**EXERCISE AIM**
Copy out each line of the data that contains "username".

(Beginning of RECORDS SUPPLIED)

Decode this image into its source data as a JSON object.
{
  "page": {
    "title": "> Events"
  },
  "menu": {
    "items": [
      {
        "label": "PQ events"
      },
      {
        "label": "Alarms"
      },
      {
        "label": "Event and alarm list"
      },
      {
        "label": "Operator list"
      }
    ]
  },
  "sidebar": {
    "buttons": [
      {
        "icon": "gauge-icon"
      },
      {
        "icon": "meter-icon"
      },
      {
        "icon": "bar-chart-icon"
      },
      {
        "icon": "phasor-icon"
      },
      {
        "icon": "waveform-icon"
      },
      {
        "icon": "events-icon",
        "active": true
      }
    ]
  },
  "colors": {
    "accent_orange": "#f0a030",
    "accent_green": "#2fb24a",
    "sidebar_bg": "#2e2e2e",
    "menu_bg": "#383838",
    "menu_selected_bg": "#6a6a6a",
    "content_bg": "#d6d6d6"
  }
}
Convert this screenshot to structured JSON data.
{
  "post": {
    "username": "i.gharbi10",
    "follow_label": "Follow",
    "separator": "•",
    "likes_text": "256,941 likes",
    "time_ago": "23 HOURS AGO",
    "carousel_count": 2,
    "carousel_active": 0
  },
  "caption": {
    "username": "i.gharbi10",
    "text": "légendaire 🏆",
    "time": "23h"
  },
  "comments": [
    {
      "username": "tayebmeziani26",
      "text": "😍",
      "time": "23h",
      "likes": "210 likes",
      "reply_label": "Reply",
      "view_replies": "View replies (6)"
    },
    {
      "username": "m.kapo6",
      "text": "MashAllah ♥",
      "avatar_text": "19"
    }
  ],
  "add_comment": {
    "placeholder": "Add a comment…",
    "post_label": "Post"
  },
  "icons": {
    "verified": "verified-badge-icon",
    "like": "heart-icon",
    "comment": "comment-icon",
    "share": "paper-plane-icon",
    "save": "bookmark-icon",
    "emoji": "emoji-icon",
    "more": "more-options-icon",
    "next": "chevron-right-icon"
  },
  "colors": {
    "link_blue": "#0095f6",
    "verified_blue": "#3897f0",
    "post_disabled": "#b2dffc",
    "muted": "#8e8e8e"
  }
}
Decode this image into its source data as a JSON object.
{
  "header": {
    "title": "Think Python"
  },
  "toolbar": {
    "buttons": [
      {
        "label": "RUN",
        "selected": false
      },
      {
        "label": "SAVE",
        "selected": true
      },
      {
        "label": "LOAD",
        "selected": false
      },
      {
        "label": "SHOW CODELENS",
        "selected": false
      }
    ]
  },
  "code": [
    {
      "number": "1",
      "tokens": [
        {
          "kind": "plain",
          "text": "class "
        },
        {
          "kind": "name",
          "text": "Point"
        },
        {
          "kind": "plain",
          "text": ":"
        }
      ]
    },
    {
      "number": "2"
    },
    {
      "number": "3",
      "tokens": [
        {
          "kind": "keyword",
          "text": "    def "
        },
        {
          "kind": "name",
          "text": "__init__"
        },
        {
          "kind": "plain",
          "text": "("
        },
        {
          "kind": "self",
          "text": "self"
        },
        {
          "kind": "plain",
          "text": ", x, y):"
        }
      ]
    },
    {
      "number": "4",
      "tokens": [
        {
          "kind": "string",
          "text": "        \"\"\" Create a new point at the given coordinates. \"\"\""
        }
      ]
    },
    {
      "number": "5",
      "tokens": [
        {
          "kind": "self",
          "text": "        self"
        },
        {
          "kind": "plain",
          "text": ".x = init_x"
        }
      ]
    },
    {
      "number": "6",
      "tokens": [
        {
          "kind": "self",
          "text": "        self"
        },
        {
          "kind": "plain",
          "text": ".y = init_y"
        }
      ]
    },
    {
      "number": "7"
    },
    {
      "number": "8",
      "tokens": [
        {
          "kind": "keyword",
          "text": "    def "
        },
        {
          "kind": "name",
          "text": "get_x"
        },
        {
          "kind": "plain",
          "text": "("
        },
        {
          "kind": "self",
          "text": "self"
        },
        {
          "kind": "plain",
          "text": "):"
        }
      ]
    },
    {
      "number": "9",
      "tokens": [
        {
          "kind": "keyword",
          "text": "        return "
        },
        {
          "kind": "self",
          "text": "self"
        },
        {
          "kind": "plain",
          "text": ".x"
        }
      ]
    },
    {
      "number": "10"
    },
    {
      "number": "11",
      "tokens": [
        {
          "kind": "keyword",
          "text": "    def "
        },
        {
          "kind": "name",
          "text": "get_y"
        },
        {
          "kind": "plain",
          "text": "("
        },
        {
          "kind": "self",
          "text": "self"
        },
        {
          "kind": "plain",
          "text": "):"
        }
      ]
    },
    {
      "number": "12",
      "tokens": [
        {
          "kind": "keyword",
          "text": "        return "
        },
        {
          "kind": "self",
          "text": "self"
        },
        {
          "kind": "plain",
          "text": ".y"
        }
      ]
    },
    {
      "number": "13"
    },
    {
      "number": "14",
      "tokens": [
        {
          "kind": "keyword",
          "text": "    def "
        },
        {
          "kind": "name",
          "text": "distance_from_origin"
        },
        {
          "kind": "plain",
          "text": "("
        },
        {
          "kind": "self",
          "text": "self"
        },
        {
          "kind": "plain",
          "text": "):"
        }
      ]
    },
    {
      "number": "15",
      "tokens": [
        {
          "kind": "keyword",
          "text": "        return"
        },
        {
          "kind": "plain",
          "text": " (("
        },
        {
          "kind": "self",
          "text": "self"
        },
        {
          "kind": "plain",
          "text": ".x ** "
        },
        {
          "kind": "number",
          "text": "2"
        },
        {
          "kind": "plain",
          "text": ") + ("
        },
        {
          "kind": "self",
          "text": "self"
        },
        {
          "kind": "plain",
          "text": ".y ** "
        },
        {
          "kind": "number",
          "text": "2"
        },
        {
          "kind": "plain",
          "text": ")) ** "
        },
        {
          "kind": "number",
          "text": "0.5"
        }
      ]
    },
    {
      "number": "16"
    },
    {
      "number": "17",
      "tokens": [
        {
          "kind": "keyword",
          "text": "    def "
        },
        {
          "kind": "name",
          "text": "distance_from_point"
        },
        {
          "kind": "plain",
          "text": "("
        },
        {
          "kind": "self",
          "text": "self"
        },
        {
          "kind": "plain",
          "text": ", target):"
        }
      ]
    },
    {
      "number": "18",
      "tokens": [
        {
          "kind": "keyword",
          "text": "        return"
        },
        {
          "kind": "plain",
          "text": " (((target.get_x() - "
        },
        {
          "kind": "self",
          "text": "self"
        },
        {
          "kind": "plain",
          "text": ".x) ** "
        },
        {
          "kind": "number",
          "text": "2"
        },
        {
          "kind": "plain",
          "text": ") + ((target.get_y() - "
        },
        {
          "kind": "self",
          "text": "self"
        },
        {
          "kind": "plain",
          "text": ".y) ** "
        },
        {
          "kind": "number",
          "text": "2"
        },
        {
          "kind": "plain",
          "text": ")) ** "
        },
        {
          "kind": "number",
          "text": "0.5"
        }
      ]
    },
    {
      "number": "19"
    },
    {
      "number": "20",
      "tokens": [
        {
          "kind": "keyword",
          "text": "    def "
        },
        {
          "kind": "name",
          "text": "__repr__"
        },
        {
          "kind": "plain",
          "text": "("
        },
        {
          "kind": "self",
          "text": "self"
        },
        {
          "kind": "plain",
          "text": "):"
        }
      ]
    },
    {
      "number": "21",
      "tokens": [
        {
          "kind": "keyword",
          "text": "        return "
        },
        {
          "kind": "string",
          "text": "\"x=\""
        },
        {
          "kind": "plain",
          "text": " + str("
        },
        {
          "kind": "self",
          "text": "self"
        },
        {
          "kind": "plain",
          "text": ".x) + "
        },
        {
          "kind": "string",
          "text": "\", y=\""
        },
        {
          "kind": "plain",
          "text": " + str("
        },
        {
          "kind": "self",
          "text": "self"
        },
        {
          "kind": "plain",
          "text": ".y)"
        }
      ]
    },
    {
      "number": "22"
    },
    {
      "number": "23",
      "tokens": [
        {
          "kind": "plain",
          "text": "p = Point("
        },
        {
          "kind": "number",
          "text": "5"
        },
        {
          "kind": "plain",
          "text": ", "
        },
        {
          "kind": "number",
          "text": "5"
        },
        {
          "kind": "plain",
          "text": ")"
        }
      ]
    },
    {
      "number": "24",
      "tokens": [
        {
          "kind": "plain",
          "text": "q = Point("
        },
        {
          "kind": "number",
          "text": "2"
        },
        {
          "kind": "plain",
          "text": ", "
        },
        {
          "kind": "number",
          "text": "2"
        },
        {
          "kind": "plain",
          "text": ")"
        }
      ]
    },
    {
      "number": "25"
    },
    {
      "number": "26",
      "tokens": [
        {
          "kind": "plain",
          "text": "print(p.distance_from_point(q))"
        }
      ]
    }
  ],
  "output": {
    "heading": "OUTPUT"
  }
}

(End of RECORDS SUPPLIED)

**ANSWER BOX**
    "username": "i.gharbi10",
    "username": "i.gharbi10",
      "username": "tayebmeziani26",
      "username": "m.kapo6",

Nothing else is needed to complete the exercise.